Information shown Block Start

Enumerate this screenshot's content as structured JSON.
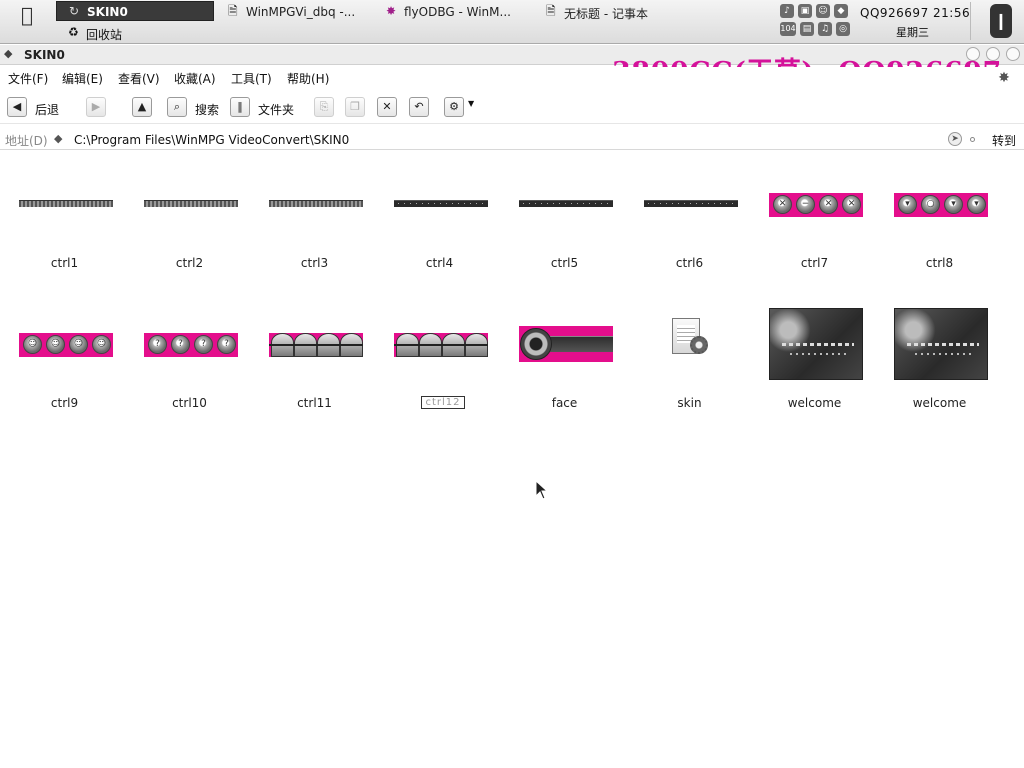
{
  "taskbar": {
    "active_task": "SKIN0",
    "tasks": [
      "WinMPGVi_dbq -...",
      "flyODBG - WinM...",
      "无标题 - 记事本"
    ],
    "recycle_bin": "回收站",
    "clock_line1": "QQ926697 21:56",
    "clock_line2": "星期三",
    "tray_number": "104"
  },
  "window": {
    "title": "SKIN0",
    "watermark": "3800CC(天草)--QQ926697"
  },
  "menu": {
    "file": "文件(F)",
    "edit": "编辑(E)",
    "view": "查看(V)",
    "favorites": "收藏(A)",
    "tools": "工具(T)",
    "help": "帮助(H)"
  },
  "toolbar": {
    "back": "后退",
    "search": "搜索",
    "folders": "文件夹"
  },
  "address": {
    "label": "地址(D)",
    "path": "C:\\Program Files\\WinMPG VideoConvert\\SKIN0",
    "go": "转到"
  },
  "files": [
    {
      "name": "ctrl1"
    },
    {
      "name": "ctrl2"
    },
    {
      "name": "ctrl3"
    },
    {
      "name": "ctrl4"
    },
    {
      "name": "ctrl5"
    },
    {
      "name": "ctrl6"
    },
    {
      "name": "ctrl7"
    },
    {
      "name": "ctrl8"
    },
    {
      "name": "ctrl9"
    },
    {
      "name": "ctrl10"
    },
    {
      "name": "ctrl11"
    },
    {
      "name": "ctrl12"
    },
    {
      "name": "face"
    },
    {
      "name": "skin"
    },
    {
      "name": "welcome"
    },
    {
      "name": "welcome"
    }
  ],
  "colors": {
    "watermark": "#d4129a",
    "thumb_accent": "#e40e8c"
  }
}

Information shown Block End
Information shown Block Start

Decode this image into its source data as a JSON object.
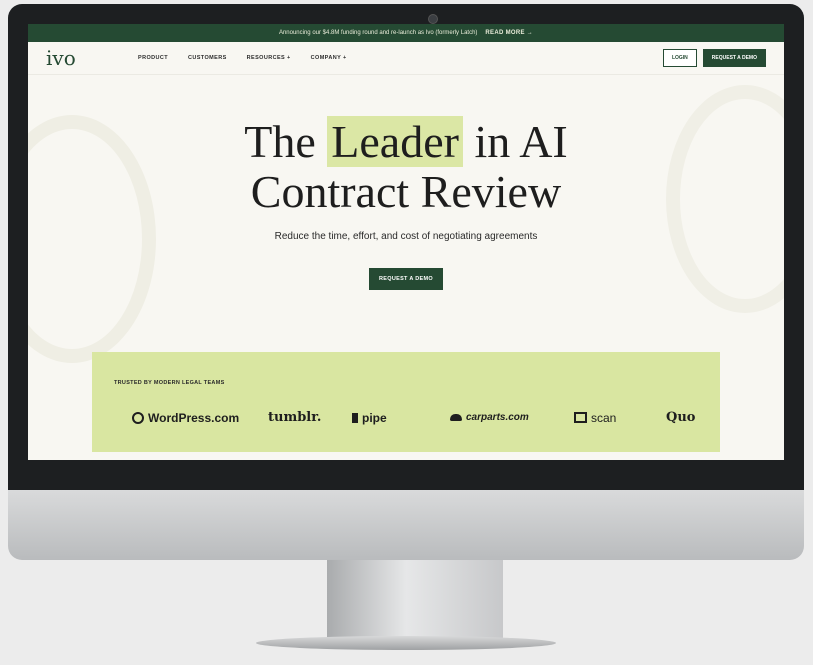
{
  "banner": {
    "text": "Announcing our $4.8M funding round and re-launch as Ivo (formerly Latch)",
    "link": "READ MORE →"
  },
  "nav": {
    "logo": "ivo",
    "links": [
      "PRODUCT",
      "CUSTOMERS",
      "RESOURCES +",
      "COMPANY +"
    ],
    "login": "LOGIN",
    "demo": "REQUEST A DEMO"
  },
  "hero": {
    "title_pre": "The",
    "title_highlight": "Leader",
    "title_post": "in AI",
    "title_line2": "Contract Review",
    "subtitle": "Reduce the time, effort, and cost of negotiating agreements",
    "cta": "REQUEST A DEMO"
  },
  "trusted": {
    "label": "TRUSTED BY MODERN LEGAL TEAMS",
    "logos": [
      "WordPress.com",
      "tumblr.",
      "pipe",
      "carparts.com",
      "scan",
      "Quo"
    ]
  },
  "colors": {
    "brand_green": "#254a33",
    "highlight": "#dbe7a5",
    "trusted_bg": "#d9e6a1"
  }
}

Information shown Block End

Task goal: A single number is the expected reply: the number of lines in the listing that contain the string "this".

Answer box: 2